Reporting There may be a legal requirement to report abuse or not. Assault falls under the Criminal Code, Financial Abuse is often under-reported. If third parties are family members there may be some reluctance to become the “Whistle Blower” Causal Factors include-women in poor health, living with someone else who is isolated and without support, lack of financial resources due the a constellation of problems. Mistreatment by adult children has now overtaken that of the spouse and sons are more likely the perpetrators than daughters. Inherited assets and lost resources often are a source of family confict.
Care Issues Relying on Carers who have substance problems, who are unemployed, who is the only person providing support and assistance, increases the risk of mistreatment. About 4-6% of Canadians are living in Care Facilities. In US 30% of Nursing Homes were cited for abuse violations from 1999-2001. Theft 1.5-5.7%-19% depending on who is reporting. Physical abuse is much more difficult to determine and to identify without clear guidelines and ongoing holistic reviews.

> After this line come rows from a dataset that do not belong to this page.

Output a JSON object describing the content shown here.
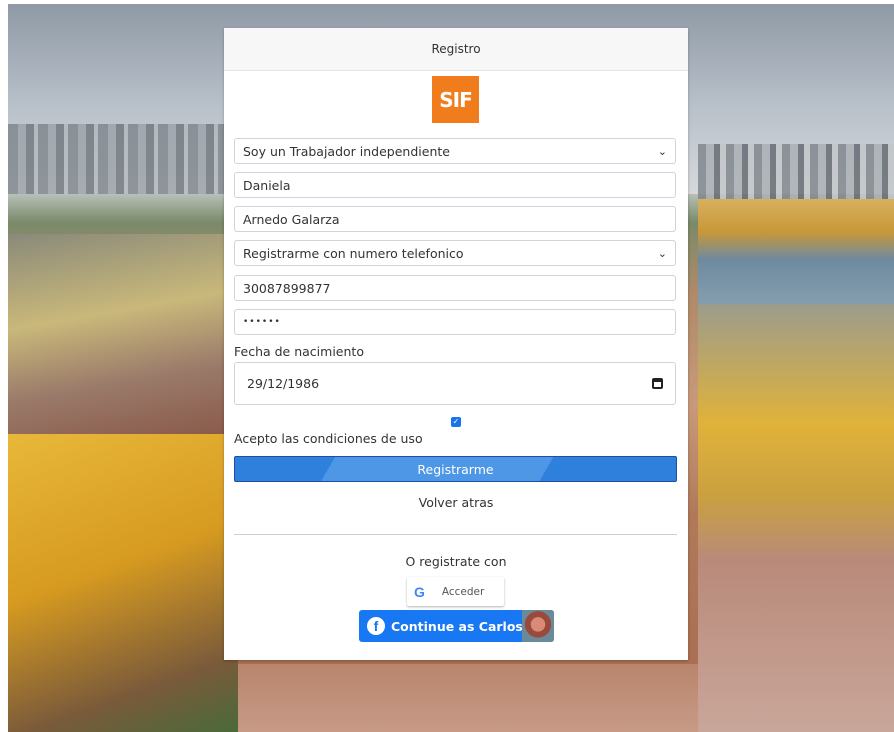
{
  "header": {
    "title": "Registro"
  },
  "logo": {
    "text": "SIF",
    "color": "#f07c1c"
  },
  "form": {
    "user_type": "Soy un Trabajador independiente",
    "first_name": "Daniela",
    "last_name": "Arnedo Galarza",
    "register_method": "Registrarme con numero telefonico",
    "phone": "30087899877",
    "password_mask": "••••••",
    "birth_label": "Fecha de nacimiento",
    "birth_date": "29/12/1986",
    "terms_checked": true,
    "terms_label": "Acepto las condiciones de uso",
    "submit_label": "Registrarme",
    "back_label": "Volver atras"
  },
  "social": {
    "or_label": "O registrate con",
    "google_label": "Acceder",
    "facebook_label": "Continue as Carlos"
  },
  "colors": {
    "primary": "#2f7fdc",
    "facebook": "#1877f2",
    "checkbox": "#1a73e8"
  }
}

Policy Issues Legislation Adult Protection Coordinated Legal, Medical and Psychosocial Services. Risk Model development Legal responses and criminalization has not been particularly effective Preventative measures Community bases services to deliver care and support Intensive informal support for families.